Matt Bondurant’s Appalachia-set Prohibition novel, The Wettest County in the World, is a powerful, uniquely American classic. A brawler’s spirit and a poetic heart, the deeply personal story took us along for the ride as he explored his rather colorful family tree, specifically his grandfather and two great uncles, three of the most infamous bootleggers in all of Franklin County, VA. A thick entrepreneurial spirit courses through every page, personified in the struggle to survive during the turbulent 1930s in the mountainous backwater region.
Lawless doesn’t have the same aspirations as Bondurant’s muscular novel does, however. It’s a celebrity showcase with pizazz and Chicago mobsters with big tommy guns spraying bullets through gritted teeth. It’s a flashy and action-packed gangster movie in the true Hollywood style, and while it may strip away much of what made Bondurant’s novel great, Lawless packs enough violence, crazy performances, and shoot-outs to be one of the most entertaining movies of the season.
Franklin County is known as the “wettest county” for a very good reason. It’s the epicenter of moonshine trafficking in all of Virginia, with nearly everybody including the corrupt local cops in on it in some fashion. The forests are lit up bright with the fires of cooking moonshine. The stuff is basically the lifeblood of the entire county and flows like water from the mountaintops. Tom Hardy grunts his way through another bruising, powerful performance as Forrest Bondurant, the brains of the three Bondurant boys who most say are the worst thing to ever hit Franklin County. He runs their bootlegging operation with an eerie cold streak that runs counter to the bursts of violence of which he’s very capable. Shia LaBeouf is the real centerpiece of the story as Jack, the dreamer of the brothers with hopes of living the Al Capone lifestyle of fast cars and fast women. But it’s obvious Jack isn’t cut out for the bloodshed and the violence of that life. The oldest Bondurant brother, Howard, is a loyal and hulking figure with a hot temper and unquenchable thirst for home made whiskey. He practically sweats the stuff.

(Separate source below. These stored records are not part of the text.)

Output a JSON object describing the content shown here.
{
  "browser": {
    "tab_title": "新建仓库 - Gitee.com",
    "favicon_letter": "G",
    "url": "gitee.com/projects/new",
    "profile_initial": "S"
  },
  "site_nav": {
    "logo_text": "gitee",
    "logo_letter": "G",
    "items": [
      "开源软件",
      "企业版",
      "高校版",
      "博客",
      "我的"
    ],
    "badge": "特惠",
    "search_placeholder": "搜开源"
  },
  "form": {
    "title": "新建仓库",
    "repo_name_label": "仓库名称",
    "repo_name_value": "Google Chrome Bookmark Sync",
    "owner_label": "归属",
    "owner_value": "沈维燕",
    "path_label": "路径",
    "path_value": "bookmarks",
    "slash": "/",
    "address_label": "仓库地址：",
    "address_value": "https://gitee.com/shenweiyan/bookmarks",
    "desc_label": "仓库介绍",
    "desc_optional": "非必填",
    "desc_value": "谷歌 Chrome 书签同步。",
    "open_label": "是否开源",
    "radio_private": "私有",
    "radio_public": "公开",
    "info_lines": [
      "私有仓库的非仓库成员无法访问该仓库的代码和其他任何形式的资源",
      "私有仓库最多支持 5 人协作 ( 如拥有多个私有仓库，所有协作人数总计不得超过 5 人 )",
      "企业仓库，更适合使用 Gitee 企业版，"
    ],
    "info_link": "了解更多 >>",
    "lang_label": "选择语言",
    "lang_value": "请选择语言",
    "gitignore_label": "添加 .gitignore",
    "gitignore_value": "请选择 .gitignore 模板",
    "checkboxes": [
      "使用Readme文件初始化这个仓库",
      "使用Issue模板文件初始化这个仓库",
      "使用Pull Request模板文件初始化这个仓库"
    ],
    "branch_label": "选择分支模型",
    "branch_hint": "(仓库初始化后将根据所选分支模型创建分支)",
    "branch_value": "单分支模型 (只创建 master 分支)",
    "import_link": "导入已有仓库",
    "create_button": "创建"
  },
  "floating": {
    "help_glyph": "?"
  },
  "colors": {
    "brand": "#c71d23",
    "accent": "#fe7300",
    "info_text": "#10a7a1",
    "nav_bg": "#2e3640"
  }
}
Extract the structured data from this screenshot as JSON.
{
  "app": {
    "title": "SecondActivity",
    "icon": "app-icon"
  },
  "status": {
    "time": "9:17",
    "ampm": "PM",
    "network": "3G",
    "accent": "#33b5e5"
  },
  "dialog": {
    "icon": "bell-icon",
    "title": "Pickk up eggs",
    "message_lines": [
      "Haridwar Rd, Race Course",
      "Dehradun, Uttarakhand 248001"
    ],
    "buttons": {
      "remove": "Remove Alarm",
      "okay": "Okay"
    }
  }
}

A gloomy air of foreboding seeps through the pores of the film, which shouldn’t be all that surprising considering it comes from the tandem of director John Hillcoat and musician/screenwriter, Nick Cave. Between the two of them they’ve become the standard bearers for desolation thrillers with The Road and The Proposition. Cave strips down Bondurant’s story to the bare essentials, reveling in the brass knuckle gore and spurting of slit throats. A deft combination of excess and detachment, Cave’s script reaches into the dark corners to mine every ounce of pitch black humor to help mellow the mood.
This being a gangster film in the truest sense of the word, of course it’s the law that ultimately comes calling, personified in a distractingly over-the-top performance by Guy Pearce as special agent Charley Rakes. It’s the one note of the film that never feels real, almost as if it was transplanted from some other movie where mobsters are spoofed and satirized. His sexually deviant prissy-boy version of Rakes differs wildly from the novel, and it’s not exactly clear why anyone would think it makes any sense in a film that is so grounded in every other respect.
The appearance of Rakes, along with big city outlaw Floyd Banner(Gary Oldman in a dazzling if tiny performance), signals the winds of oncoming change on little old Franklin County, and the notoriously stubborn Forrest isn’t having it. As the walls begin to close in on their little corner of the world, the Bondurant boys are forced to get more creative and more vicious than ever to hold on to what little they’ve got.
The world inhabited by the Bondurants is so fraught with danger at every turn that you can’t help but fear for every supporting character introduced into it. Dane DeHaan, who played the lead in Chronicle earlier this year, plays Jack’s crippled best buddy, Cricket, an obvious target for Rakes’ lust for violence. Mia Wasikowska and Jessica Chastain flit in and out of the story as the only two dateable women in town. All three are excellent, as one might expect, although those who read the novel will likely find Chastain an odd fit for the mysterious Maggie.
LaBeouf briefly sheds his tendency to turn every character into milquetoast whiners, and gives one of his finest performances yet. He’s doesn’t stick out like a sore thumb amongst this field of acting heavyweights, presenting Jack as a small town boy with big city aspirations but naive of that dream’s cost. Hardy brings much of the spring-coiled menace he brought to Warrior, along with the confidence that made his Bane so intimidating.
Fans of Bondurant’s novel may take issue with some of the things that were left out, but Lawless makes for one lean, mean, whiskey soaked crowd-pleaser worth taking a deep drink from.